Ahh Social Media. We love it, we hate it, we all use it. Unfortunately, many social media users are happy to retweet, comment and share far before they know the whole story.
Monday morning Phoenix Anchor Kaley O’Kelley quickly became an internet sensation when she reacted to the news Peyton Manning would be going to the Denver Broncos. However what Kaley said and what the social media world claims she said were two very different things.
- “@news_phoenix Phoenix News Anchor Hears Peyton Manning News, Yells ‘F**k!’ On Live TV”
- “@tyduffy: Phoenix News Anchor Dropped F-Bomb After Hearing Broncos Signed Peyton Manning”
- “@Fetter21 I had the same reaction – Phoenix News Anchor Dropped F-Bomb After Hearing Broncos Signed Peyton Manning”

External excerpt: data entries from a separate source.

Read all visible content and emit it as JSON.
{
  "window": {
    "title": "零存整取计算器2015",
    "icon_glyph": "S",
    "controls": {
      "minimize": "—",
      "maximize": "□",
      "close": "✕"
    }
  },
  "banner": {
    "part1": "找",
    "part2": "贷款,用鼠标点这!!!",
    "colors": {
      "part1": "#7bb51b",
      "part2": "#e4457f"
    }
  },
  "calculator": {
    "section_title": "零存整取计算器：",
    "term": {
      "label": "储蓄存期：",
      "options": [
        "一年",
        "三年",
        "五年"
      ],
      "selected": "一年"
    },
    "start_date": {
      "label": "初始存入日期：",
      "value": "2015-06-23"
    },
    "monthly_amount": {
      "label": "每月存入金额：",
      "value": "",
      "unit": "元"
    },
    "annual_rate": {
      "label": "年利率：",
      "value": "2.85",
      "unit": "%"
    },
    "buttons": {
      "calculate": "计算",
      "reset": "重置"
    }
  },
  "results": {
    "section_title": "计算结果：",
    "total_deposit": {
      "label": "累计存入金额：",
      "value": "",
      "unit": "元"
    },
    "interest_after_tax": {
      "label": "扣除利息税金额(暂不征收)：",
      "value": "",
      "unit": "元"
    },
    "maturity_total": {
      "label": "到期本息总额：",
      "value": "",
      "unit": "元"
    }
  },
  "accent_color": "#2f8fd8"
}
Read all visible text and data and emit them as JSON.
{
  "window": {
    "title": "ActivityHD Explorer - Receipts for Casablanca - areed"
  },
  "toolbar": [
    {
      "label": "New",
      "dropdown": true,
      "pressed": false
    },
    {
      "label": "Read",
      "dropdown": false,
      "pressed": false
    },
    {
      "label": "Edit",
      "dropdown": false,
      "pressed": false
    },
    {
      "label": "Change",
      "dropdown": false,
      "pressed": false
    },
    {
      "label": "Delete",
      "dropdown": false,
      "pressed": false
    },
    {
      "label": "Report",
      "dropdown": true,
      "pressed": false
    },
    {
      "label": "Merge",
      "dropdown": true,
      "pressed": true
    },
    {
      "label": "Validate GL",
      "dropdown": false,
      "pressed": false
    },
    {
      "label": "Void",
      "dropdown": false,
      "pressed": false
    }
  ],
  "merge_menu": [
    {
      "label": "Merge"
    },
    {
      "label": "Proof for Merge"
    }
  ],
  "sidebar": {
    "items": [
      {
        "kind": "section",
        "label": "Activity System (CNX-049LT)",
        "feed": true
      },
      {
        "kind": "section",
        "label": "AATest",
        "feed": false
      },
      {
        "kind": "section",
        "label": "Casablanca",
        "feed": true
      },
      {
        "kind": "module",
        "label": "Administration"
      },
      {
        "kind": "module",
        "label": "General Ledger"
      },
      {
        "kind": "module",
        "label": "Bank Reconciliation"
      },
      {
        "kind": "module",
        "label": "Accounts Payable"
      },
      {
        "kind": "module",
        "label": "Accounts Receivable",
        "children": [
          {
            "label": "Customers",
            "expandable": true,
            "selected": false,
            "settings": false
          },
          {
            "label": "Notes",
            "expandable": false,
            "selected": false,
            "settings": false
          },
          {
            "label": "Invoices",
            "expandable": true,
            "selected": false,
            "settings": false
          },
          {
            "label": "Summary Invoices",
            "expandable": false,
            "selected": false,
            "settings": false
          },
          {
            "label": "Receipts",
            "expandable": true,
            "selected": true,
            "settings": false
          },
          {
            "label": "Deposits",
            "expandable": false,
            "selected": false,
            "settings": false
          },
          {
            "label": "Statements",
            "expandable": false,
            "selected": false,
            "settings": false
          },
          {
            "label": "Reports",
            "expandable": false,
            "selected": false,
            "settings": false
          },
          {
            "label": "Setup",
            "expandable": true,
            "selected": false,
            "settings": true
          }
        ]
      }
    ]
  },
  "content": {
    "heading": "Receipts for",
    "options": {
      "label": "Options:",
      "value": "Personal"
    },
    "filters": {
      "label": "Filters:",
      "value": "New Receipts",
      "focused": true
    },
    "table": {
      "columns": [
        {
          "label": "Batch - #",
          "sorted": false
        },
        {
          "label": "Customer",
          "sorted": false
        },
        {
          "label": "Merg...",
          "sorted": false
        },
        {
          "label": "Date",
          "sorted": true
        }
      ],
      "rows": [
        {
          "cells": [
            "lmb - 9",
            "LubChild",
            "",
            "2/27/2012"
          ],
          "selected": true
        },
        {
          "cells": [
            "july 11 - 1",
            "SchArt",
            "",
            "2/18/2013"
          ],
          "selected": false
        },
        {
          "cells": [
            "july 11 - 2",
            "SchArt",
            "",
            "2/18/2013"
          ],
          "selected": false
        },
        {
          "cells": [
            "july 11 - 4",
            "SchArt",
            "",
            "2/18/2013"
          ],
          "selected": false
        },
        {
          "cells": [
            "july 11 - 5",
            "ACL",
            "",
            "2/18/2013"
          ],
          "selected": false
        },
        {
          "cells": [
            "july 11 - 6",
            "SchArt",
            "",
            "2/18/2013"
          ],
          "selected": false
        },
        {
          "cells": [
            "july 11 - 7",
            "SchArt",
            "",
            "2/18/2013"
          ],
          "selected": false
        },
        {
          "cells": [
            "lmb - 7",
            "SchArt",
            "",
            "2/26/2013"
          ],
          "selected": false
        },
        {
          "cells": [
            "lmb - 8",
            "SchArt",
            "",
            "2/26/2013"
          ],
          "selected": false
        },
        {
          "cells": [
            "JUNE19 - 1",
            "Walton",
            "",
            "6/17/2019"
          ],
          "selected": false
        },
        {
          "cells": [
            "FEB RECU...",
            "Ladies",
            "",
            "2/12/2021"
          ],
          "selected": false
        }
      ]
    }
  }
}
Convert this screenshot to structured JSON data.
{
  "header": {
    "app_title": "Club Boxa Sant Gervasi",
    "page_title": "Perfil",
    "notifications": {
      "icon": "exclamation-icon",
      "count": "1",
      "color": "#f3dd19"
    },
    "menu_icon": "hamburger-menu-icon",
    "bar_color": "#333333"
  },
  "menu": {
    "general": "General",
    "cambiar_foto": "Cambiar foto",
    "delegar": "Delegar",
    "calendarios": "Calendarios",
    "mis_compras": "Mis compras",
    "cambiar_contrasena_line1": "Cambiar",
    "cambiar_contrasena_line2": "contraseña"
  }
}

…went out seconds after the segment aired along with links to poorly shot home videos like this one:
But if you watch the original video on the link here: Kaley Lost a Buck
You can clearly hear O’Kelley said “I just lost a buck,” referring to a $1 bet she placed with her Dad. That didn’t stop the country from continuing to spread to word via Facebook, Twitter, Blogs, YouTube, for hours after the incident. As I am writing this I just saw a new tweet on it. Ironically, the discussion on Good Morning Arizona with DJ’s JohnJay and Rich was on how quickly information spreads via tablets and cell phones.
Co-Anchor Scott Pasmore worked to set the record straight, but that was hours after the “buck” had passed.
What most social media users don’t realize or think about is that what seemed like a funny moment, could easily cost an anchor their career. Depending on the station, it may not matter that she didn’t actually say what everyone thought she said.
Thank goodness sources tell me management at 3TV has been more than understanding and able to laugh at the situation.
A lesson for 3TV here too, if you want to squash a rumor on social media, acknowledge it ASAP, laugh at it, move on. There was no mention of the incident on the station’s Facebook or Twitter pages. I guess even TV stations have a thing or two to learn about Crisis Communications.